→ What to work on:
Reproduce the entries verbatim; no pictures.

→ Given data:
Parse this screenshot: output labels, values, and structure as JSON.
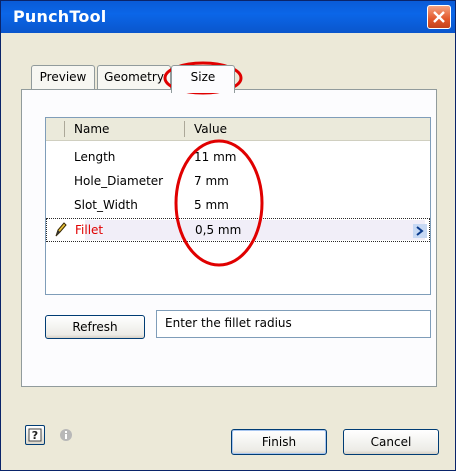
{
  "window": {
    "title": "PunchTool"
  },
  "tabs": [
    {
      "label": "Preview"
    },
    {
      "label": "Geometry"
    },
    {
      "label": "Size"
    }
  ],
  "grid": {
    "columns": [
      "Name",
      "Value"
    ],
    "rows": [
      {
        "name": "Length",
        "value": "11 mm"
      },
      {
        "name": "Hole_Diameter",
        "value": "7 mm"
      },
      {
        "name": "Slot_Width",
        "value": "5 mm"
      },
      {
        "name": "Fillet",
        "value": "0,5 mm",
        "selected": true
      }
    ]
  },
  "refresh_label": "Refresh",
  "hint": "Enter the fillet radius",
  "buttons": {
    "finish": "Finish",
    "cancel": "Cancel"
  },
  "colors": {
    "title_bar": "#0b66e8",
    "selected_name": "#e00000",
    "annotation": "#e00000"
  },
  "icons": [
    "close-icon",
    "pencil-icon",
    "expand-arrow-icon",
    "help-icon",
    "info-icon"
  ]
}
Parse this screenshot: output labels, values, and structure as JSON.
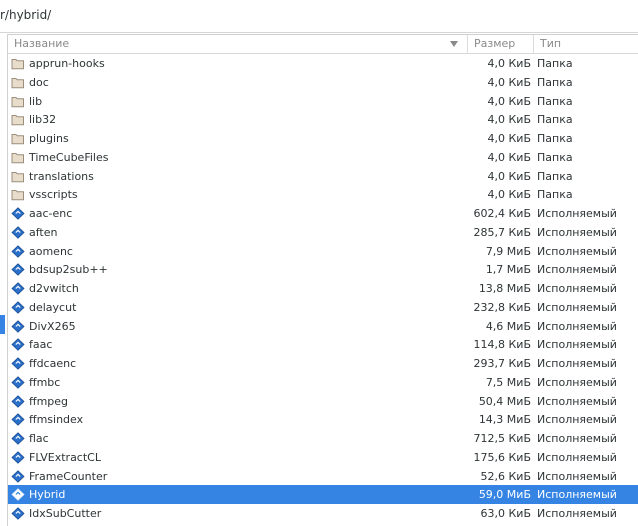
{
  "location": {
    "path": "r/hybrid/"
  },
  "columns": {
    "name": "Название",
    "size": "Размер",
    "type": "Тип"
  },
  "files": [
    {
      "name": "apprun-hooks",
      "size": "4,0 КиБ",
      "type": "Папка",
      "kind": "folder"
    },
    {
      "name": "doc",
      "size": "4,0 КиБ",
      "type": "Папка",
      "kind": "folder"
    },
    {
      "name": "lib",
      "size": "4,0 КиБ",
      "type": "Папка",
      "kind": "folder"
    },
    {
      "name": "lib32",
      "size": "4,0 КиБ",
      "type": "Папка",
      "kind": "folder"
    },
    {
      "name": "plugins",
      "size": "4,0 КиБ",
      "type": "Папка",
      "kind": "folder"
    },
    {
      "name": "TimeCubeFiles",
      "size": "4,0 КиБ",
      "type": "Папка",
      "kind": "folder"
    },
    {
      "name": "translations",
      "size": "4,0 КиБ",
      "type": "Папка",
      "kind": "folder"
    },
    {
      "name": "vsscripts",
      "size": "4,0 КиБ",
      "type": "Папка",
      "kind": "folder"
    },
    {
      "name": "aac-enc",
      "size": "602,4 КиБ",
      "type": "Исполняемый",
      "kind": "executable"
    },
    {
      "name": "aften",
      "size": "285,7 КиБ",
      "type": "Исполняемый",
      "kind": "executable"
    },
    {
      "name": "aomenc",
      "size": "7,9 МиБ",
      "type": "Исполняемый",
      "kind": "executable"
    },
    {
      "name": "bdsup2sub++",
      "size": "1,7 МиБ",
      "type": "Исполняемый",
      "kind": "executable"
    },
    {
      "name": "d2vwitch",
      "size": "13,8 МиБ",
      "type": "Исполняемый",
      "kind": "executable"
    },
    {
      "name": "delaycut",
      "size": "232,8 КиБ",
      "type": "Исполняемый",
      "kind": "executable"
    },
    {
      "name": "DivX265",
      "size": "4,6 МиБ",
      "type": "Исполняемый",
      "kind": "executable"
    },
    {
      "name": "faac",
      "size": "114,8 КиБ",
      "type": "Исполняемый",
      "kind": "executable"
    },
    {
      "name": "ffdcaenc",
      "size": "293,7 КиБ",
      "type": "Исполняемый",
      "kind": "executable"
    },
    {
      "name": "ffmbc",
      "size": "7,5 МиБ",
      "type": "Исполняемый",
      "kind": "executable"
    },
    {
      "name": "ffmpeg",
      "size": "50,4 МиБ",
      "type": "Исполняемый",
      "kind": "executable"
    },
    {
      "name": "ffmsindex",
      "size": "14,3 МиБ",
      "type": "Исполняемый",
      "kind": "executable"
    },
    {
      "name": "flac",
      "size": "712,5 КиБ",
      "type": "Исполняемый",
      "kind": "executable"
    },
    {
      "name": "FLVExtractCL",
      "size": "175,6 КиБ",
      "type": "Исполняемый",
      "kind": "executable"
    },
    {
      "name": "FrameCounter",
      "size": "52,6 КиБ",
      "type": "Исполняемый",
      "kind": "executable"
    },
    {
      "name": "Hybrid",
      "size": "59,0 МиБ",
      "type": "Исполняемый",
      "kind": "executable",
      "selected": true
    },
    {
      "name": "IdxSubCutter",
      "size": "63,0 КиБ",
      "type": "Исполняемый",
      "kind": "executable"
    }
  ],
  "colors": {
    "selection": "#3584e4",
    "folder": "#e8dccb",
    "executable": "#2a6fc9"
  },
  "icons": {
    "folder": "folder-icon",
    "executable": "executable-icon",
    "sort": "sort-descending-icon"
  }
}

→ Completed exercise:
Parse this screenshot: output labels, values, and structure as JSON.
{
  "window": {
    "title": "PunchTool"
  },
  "tabs": [
    {
      "label": "Preview"
    },
    {
      "label": "Geometry"
    },
    {
      "label": "Size"
    }
  ],
  "grid": {
    "columns": [
      "Name",
      "Value"
    ],
    "rows": [
      {
        "name": "Length",
        "value": "11 mm"
      },
      {
        "name": "Hole_Diameter",
        "value": "7 mm"
      },
      {
        "name": "Slot_Width",
        "value": "5 mm"
      },
      {
        "name": "Fillet",
        "value": "0,5 mm",
        "selected": true
      }
    ]
  },
  "refresh_label": "Refresh",
  "hint": "Enter the fillet radius",
  "buttons": {
    "finish": "Finish",
    "cancel": "Cancel"
  },
  "colors": {
    "title_bar": "#0b66e8",
    "selected_name": "#e00000",
    "annotation": "#e00000"
  },
  "icons": [
    "close-icon",
    "pencil-icon",
    "expand-arrow-icon",
    "help-icon",
    "info-icon"
  ]
}
Parse this screenshot: output labels, values, and structure as JSON.
{
  "location": {
    "path": "r/hybrid/"
  },
  "columns": {
    "name": "Название",
    "size": "Размер",
    "type": "Тип"
  },
  "files": [
    {
      "name": "apprun-hooks",
      "size": "4,0 КиБ",
      "type": "Папка",
      "kind": "folder"
    },
    {
      "name": "doc",
      "size": "4,0 КиБ",
      "type": "Папка",
      "kind": "folder"
    },
    {
      "name": "lib",
      "size": "4,0 КиБ",
      "type": "Папка",
      "kind": "folder"
    },
    {
      "name": "lib32",
      "size": "4,0 КиБ",
      "type": "Папка",
      "kind": "folder"
    },
    {
      "name": "plugins",
      "size": "4,0 КиБ",
      "type": "Папка",
      "kind": "folder"
    },
    {
      "name": "TimeCubeFiles",
      "size": "4,0 КиБ",
      "type": "Папка",
      "kind": "folder"
    },
    {
      "name": "translations",
      "size": "4,0 КиБ",
      "type": "Папка",
      "kind": "folder"
    },
    {
      "name": "vsscripts",
      "size": "4,0 КиБ",
      "type": "Папка",
      "kind": "folder"
    },
    {
      "name": "aac-enc",
      "size": "602,4 КиБ",
      "type": "Исполняемый",
      "kind": "executable"
    },
    {
      "name": "aften",
      "size": "285,7 КиБ",
      "type": "Исполняемый",
      "kind": "executable"
    },
    {
      "name": "aomenc",
      "size": "7,9 МиБ",
      "type": "Исполняемый",
      "kind": "executable"
    },
    {
      "name": "bdsup2sub++",
      "size": "1,7 МиБ",
      "type": "Исполняемый",
      "kind": "executable"
    },
    {
      "name": "d2vwitch",
      "size": "13,8 МиБ",
      "type": "Исполняемый",
      "kind": "executable"
    },
    {
      "name": "delaycut",
      "size": "232,8 КиБ",
      "type": "Исполняемый",
      "kind": "executable"
    },
    {
      "name": "DivX265",
      "size": "4,6 МиБ",
      "type": "Исполняемый",
      "kind": "executable"
    },
    {
      "name": "faac",
      "size": "114,8 КиБ",
      "type": "Исполняемый",
      "kind": "executable"
    },
    {
      "name": "ffdcaenc",
      "size": "293,7 КиБ",
      "type": "Исполняемый",
      "kind": "executable"
    },
    {
      "name": "ffmbc",
      "size": "7,5 МиБ",
      "type": "Исполняемый",
      "kind": "executable"
    },
    {
      "name": "ffmpeg",
      "size": "50,4 МиБ",
      "type": "Исполняемый",
      "kind": "executable"
    },
    {
      "name": "ffmsindex",
      "size": "14,3 МиБ",
      "type": "Исполняемый",
      "kind": "executable"
    },
    {
      "name": "flac",
      "size": "712,5 КиБ",
      "type": "Исполняемый",
      "kind": "executable"
    },
    {
      "name": "FLVExtractCL",
      "size": "175,6 КиБ",
      "type": "Исполняемый",
      "kind": "executable"
    },
    {
      "name": "FrameCounter",
      "size": "52,6 КиБ",
      "type": "Исполняемый",
      "kind": "executable"
    },
    {
      "name": "Hybrid",
      "size": "59,0 МиБ",
      "type": "Исполняемый",
      "kind": "executable",
      "selected": true
    },
    {
      "name": "IdxSubCutter",
      "size": "63,0 КиБ",
      "type": "Исполняемый",
      "kind": "executable"
    }
  ],
  "colors": {
    "selection": "#3584e4",
    "folder": "#e8dccb",
    "executable": "#2a6fc9"
  },
  "icons": {
    "folder": "folder-icon",
    "executable": "executable-icon",
    "sort": "sort-descending-icon"
  }
}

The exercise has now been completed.